Grammy-nominated singer-songwriter Arlo Parks’s 2021 debut, Collapsed In Sunbeams, is a tender and raw plea from the artist to listeners. But what fans of honest ballads like “Hurt” and “Eugene” may not realize is that Arlo is a self-proclaimed extrovert with a “frantic approach to creativity” who is constantly in motion.
Arlo’s energy for her passions has been at the fore recently, as she revealed news of her upcoming sophomore album, My Soft Machine, the same week that she was named one of Spotify’s GLOW Spotlight artists. GLOW is our new global music program celebrating and amplifying LGBTQIA+ artists and creators. At launch, we supported Arlo on-platform with a dedicated hub and flagship GLOW playlist, and off-platform via billboards and other takeovers. And our commitment to the artist, and to equity in audio, will continue year-round.
With her latest single, “Weightless,” the London native leans a little more heavily toward her deep love of techno, electronic music, and nightlife culture. “I taught myself to DJ, and I’m inspired by a lot of dance music, actually,” the artist told For the Record. “I feel like it’s a perfect intersection of queerness and music that makes you move—that marriage is super organic.”

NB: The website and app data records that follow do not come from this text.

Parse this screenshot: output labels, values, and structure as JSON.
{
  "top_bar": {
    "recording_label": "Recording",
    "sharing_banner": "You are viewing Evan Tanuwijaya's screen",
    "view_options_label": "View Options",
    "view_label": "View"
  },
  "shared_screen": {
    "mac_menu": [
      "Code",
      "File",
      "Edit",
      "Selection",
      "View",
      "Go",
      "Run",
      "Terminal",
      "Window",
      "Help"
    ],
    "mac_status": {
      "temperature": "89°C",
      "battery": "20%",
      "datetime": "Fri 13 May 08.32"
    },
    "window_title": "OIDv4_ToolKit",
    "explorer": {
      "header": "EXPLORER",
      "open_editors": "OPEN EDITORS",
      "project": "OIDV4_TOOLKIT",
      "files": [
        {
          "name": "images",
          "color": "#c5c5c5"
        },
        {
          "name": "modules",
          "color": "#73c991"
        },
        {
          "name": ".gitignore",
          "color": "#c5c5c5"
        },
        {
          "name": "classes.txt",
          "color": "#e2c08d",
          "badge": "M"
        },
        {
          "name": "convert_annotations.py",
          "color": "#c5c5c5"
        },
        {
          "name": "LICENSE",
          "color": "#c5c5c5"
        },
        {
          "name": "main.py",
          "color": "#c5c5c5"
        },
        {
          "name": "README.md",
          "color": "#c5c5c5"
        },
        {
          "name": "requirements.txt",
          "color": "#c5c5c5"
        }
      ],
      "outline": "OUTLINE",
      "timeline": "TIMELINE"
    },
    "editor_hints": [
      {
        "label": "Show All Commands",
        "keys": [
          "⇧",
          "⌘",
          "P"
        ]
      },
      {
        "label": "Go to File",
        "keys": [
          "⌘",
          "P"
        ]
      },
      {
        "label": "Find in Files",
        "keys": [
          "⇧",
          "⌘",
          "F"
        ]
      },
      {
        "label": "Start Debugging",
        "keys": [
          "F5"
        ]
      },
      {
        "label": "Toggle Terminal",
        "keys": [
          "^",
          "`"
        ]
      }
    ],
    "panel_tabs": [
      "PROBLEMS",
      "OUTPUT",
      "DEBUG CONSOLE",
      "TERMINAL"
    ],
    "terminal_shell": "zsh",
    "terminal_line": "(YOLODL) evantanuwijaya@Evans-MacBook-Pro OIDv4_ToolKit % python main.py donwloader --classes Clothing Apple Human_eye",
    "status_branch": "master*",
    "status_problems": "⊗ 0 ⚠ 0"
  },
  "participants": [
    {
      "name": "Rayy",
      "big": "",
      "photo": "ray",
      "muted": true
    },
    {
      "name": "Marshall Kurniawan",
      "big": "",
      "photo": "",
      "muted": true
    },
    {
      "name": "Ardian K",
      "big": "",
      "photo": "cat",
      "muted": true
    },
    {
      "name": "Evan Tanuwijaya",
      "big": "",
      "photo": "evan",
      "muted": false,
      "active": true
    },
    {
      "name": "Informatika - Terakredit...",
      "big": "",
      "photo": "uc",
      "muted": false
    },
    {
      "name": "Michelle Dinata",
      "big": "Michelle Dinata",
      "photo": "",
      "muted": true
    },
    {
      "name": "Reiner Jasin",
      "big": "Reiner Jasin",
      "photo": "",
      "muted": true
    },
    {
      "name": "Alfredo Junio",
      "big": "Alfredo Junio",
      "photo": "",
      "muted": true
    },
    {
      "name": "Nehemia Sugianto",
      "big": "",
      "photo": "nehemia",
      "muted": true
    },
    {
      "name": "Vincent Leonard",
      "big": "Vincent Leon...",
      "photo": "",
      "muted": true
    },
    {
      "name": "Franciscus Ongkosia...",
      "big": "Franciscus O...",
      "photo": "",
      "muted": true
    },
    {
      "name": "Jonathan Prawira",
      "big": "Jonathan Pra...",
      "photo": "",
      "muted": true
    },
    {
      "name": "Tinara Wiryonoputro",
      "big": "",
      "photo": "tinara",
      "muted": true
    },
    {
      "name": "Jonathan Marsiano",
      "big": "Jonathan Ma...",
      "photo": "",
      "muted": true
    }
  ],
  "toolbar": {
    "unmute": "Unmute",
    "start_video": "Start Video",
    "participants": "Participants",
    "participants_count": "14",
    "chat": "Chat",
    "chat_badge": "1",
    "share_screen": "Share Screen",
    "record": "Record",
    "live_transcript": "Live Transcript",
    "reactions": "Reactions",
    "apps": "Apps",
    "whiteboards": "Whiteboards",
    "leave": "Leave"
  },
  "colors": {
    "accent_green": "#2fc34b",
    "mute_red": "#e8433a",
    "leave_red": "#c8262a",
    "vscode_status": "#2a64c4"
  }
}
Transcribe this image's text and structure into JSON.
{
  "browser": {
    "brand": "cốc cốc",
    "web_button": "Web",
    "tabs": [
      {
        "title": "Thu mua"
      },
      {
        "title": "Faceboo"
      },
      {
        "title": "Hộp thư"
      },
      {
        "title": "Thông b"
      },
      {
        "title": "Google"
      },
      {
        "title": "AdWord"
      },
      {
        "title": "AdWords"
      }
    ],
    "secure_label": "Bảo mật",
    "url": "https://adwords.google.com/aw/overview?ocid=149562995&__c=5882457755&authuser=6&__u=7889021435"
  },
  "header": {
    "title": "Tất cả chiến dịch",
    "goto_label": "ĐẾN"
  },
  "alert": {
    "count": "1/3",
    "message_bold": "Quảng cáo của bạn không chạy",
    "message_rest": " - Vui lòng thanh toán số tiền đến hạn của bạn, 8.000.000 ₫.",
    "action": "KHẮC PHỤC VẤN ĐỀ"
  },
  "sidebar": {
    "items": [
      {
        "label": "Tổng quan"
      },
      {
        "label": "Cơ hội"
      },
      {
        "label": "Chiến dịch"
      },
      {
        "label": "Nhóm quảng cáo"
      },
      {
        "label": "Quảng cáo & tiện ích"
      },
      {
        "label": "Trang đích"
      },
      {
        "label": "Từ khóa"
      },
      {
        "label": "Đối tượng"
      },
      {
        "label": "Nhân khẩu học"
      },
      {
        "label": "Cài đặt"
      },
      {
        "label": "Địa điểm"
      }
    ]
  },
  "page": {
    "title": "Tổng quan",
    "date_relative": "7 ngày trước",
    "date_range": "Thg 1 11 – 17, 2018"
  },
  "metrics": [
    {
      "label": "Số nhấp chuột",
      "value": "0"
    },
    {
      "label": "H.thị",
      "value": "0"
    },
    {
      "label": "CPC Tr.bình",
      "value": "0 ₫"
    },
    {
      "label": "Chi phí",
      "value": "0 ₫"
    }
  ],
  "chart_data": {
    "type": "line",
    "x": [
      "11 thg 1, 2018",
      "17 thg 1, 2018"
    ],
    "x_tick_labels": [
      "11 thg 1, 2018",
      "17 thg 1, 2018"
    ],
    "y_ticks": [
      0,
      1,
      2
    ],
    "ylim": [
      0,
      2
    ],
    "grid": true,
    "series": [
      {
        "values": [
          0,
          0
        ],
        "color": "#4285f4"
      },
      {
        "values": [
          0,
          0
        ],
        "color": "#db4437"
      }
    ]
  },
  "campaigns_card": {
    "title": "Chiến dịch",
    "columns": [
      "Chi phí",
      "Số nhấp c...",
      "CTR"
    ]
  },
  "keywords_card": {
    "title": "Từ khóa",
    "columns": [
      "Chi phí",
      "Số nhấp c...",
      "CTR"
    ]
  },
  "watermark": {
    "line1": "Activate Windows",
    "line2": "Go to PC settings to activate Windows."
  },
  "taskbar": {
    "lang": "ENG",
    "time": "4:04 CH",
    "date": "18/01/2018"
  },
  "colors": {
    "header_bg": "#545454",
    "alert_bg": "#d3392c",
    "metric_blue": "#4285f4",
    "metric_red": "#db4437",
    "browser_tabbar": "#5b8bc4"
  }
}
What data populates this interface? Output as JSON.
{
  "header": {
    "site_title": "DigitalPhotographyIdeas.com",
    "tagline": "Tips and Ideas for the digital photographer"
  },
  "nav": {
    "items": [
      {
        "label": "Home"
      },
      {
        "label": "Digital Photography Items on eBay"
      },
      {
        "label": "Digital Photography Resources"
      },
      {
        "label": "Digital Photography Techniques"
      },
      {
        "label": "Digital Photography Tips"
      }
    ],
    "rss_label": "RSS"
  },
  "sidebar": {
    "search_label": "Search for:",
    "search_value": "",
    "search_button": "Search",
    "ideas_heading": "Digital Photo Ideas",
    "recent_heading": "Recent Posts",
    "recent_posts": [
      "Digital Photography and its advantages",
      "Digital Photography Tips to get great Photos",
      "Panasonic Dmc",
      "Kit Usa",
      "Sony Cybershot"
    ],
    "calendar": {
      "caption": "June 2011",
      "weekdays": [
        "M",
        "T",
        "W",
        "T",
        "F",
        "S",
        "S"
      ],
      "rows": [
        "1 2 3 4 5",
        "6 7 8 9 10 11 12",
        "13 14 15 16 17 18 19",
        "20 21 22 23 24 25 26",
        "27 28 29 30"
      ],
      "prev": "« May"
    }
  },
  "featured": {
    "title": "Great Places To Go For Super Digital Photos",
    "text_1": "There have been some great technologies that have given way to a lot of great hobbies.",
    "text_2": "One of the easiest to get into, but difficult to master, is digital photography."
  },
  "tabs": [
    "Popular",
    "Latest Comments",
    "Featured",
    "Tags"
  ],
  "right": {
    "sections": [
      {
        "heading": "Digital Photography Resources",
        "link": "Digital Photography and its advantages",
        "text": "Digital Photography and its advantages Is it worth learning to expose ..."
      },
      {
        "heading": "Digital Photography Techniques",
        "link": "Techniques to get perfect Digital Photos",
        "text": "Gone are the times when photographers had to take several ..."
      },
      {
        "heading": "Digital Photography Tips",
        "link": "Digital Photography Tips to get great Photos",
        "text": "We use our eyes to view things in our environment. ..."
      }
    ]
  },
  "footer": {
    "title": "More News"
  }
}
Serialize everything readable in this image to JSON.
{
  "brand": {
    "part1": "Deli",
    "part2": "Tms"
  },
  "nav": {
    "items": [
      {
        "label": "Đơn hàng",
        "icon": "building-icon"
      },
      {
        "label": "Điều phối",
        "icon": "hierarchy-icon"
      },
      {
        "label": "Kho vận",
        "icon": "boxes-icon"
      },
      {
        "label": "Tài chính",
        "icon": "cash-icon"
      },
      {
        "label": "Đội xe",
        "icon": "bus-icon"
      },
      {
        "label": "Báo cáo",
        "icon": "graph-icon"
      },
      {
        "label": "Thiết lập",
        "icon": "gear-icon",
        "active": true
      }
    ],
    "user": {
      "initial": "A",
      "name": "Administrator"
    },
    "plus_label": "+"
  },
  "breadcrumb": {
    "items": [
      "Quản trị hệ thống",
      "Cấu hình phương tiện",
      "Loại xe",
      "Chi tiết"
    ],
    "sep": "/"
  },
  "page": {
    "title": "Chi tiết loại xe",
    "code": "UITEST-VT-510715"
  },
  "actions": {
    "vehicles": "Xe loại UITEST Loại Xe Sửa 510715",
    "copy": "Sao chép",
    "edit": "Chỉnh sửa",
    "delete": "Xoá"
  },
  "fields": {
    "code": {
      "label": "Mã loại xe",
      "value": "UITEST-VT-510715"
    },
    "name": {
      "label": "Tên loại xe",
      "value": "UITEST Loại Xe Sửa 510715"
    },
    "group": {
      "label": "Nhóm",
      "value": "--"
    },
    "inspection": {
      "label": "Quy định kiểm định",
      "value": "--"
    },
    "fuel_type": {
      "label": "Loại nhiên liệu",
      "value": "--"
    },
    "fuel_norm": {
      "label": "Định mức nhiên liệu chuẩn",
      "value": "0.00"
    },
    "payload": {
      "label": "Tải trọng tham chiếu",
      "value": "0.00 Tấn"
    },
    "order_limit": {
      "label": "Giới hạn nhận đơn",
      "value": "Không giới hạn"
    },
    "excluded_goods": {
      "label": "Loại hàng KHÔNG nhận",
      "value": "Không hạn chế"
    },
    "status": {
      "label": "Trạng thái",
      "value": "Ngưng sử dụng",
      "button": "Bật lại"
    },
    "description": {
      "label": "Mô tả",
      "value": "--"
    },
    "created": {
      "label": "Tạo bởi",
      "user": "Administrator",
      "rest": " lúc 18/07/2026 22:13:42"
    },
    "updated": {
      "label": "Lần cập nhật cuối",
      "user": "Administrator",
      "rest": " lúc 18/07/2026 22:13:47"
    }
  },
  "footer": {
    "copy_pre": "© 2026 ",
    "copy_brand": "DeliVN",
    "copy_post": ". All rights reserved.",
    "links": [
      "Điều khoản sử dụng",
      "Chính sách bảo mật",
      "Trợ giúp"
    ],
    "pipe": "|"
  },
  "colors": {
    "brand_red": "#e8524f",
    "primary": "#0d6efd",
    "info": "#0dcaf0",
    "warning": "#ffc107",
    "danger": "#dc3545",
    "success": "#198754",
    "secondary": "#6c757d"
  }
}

Tell us about your journey into music. How did you find your voice?
I started playing piano when I was very young. That developed into learning to play the guitar a little bit and falling in love with bands like Deftones, My Chemical Romance, and Smashing Pumpkins. I fell in love with the energy of these people who were smashing into each other onstage. Around the same time, I also discovered the more gentle use of guitars with people like Phoebe Bridgers, Elliott Smith, Nick Drake, and Jeff Buckley and seeing how deeply emotionally profound music could be as a medium.
So, those two things’ colliding led me to teach myself how to produce on GarageBand and just make terrible little demos in my bedroom and in my closet. Making music in the closet turned into making music in the studio. And now I’ve been doing music full-time since I was about 17, so about five years.
How has your music changed as you’ve gotten older?
Over time, I’ve become more brave, more vulnerable. I think honestly, it’s just from having lived more life, becoming more assertive in the studio, and picking up more skills and balancing it with the advice from the people around me. I feel like my approach to writing itself has been quite consistent. I’m often struck by melodies in the middle of the night or at the most inconvenient times and voice-noting those, reading excessively, and mining my lyrics from poetry.
How does your queer identity influence your music or your songwriting?
My queer identity has always made its way into my music because it’s who I am. And I’ve always written about love and finding myself in the world and coming of age. I feel like music was also treated as a journal for me, and it was a way that I processed the world around me and became more comfortable and confident with who I was. I’m also super inspired by queer artists, as well as books and films.
Who are some of those artists?
SOPHIE. Beverly Glenn-Copeland. Phoebe Bridgers, Lucy Dacus, Julien Baker—that boygenius release has sent me into a frenzy. Another major one was Syd from The Internet because she had her own sense of style, her own sense of confidence and presence in herself. The fact that she was a producer who was active and leading the group—I was really inspired by her when I was a kid.
How does music empower queer communities?
Music builds connection, and a lot of queer people find real comfort in their chosen family. I feel like music really serves to build that, especially in spaces like queer clubs, and especially in London. Many queer kids really find themselves on nights out when they’re finally surrounded by people who they can relate to who they feel close to. And I feel like music is so vital in that dance culture, but music also serves as representation.
I remember the first time that I heard somebody singing a song about being queer and using pronouns that I felt I could apply to love stories that I had been through, and then also wanting to give that back to people. A big part of encouraging people is just making them feel less alone, and it’s a really powerful tool for empowerment too.
What do you hope people take away from your music?
I would hope that people feel confident in being vulnerable, because of how vulnerable I am. That’s what I learned from my favorite artists, from listening to “Speed Trials” by Elliott Smith. And I want it to be something that acts as a companion through life, when they’re in the car or bus on their way to work, or hanging out with friends. More softness, that’s what I want.
Why do you think it’s important to have a program like GLOW that amplifies LGBTQIA+ voices?
What makes a difference is when young people feel like they’re seeing people like them amplified and lifted up into the mainstream—seeing people on billboards and TV and being queer and being happy and making art that a lot of people like. Seeing that was so important to me growing up. I imagine having Heartstopper as a 13- or 14-year-old and what that would have meant to me as a teenager.
I feel like also the fact that GLOW is amplifying such a range of different queer artists. And there is a sense of variety and acceptance of the fact that there is nuance even within the larger umbrella of queer artistry, that there are so many different people making so many different things. Having that for young people is super important, and long may it continue.
What’s one piece of advice that you got as a young person that has stuck with you?
It sounds harsh, but stay with me: At the beginning, nobody cares yet, right? In that anonymity and in that lack of people seeing you; that is when you truly have time to grow. Because you can nurture your craft without people having eyes on you. So in the beginning, nobody cares—and that’s okay.